Bunting, Wheatley heading for clash over OCG-flagged telecoms licence
Technology Minister Andrew Wheatley and Peter Bunting, the opposition spokesman on national security, are headed for a potentially major clash when the House of Representatives resumes sittings this month over the spectrum licence issued to Symbiote Investments Limited, the holding company of telecoms provider, CARICEL.
A July 19 report from the Office of the Contractor General (OCG) has linked Symbiote to various irregularities.
Bunting has been fuming that questions he tabled in the House on May 19 and, which were due to be answered by Wheatley from June 9, were not answered up to July 26 when the House last sat before going on its summer recess.
“In the interim,” Bunting asserted then “while we’ve been waiting for the minister to answer, the OCG has issued a 137-page report and what is disturbing is...attempts are being made to change the nature of the answers (because) directors have been added, directors have been subtracted, shareholders have been changed."
The OCG report noted that four people were removed as directors of Symbiote on July 1.
Responding in the House to Bunting's complaint, Derrick Smith, leader of government business, said: “It is a fact that the questions have been outstanding for quite some time.”
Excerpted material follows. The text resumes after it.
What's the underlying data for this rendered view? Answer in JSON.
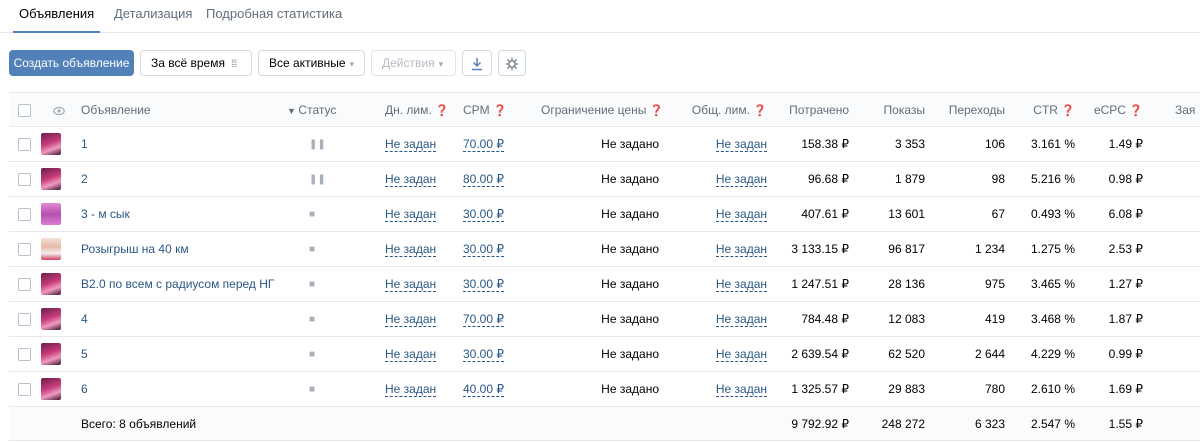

Smith added that the minister had been away on official visit the week before and further, that Cabinet had asked Attorney General Marlene Malahoo Forte to review the OCG’s report.
“Cabinet decided the questions would not be answered until the Attorney General reports back,” Smith said.
Last month he told The Gleaner that the Cabinet was only meeting for the first time in weeks and he was not sure if the matter was on the agenda.
Bunting had nine questions, one of which asked “whether a thorough due diligence was done in order to determine that the directors, shareholders, and ultimate beneficial shareholders are fit and proper persons to operate a cellular telephone company in Jamaica”.
Speaking with The Gleaner in August, the spokesman said he was sticking to his claim that the minister’s delayed response had given the company time to change practices flagged in the OCG’s response.
"It’s interesting that since my questions were tabled, attempts were being made to change and obviously to obfuscate the true nature of the shareholding of the company. Any reasonable observer could draw a conclusion that his (Wheatley's) delay was to allow these changes to take place before answering,” he said.
Wheatley, in response to Bunting’s claim said the questions would still be answered but suggested that Bunting could be left with some explaining to do in relation to the actions of the previous Portia Simpson Miller Cabinet.
“When Parliament reopens the questions posed by member Bunting will be addressed," Bunting said.
“No,” he replied, when asked to respond specifically to Bunting’s assertion that the delay was to facilitate a change in responses.
“He will get the appropriate response and the response will be up to date as to the information available. I was travelling and the record will show that."
The approval process of the J$2.7-billion licence started under the Simpson Miller administration but, up to the change of government in February, Bunting claimed the then Cabinet was awaiting further reports on the principals of the company to make a full approval.
On May 20, the Holness Cabinet announced that it had approved the granting of a licence to Symbiote.
But in his report, Contractor General Dirk Harrison advised Wheatley not to sign the licence, noting adverse findings relating to George Neil’s association with Symbiote Investments Limited and the existence of adverse findings involving Neil arising from a 2009 OCG probe.
Symbiote’s lawyer, Patrick Bailey, in questioning the OCG's findings, has said the report raised no new material that should cause the minister or Cabinet to resile from their decision to grant the licence.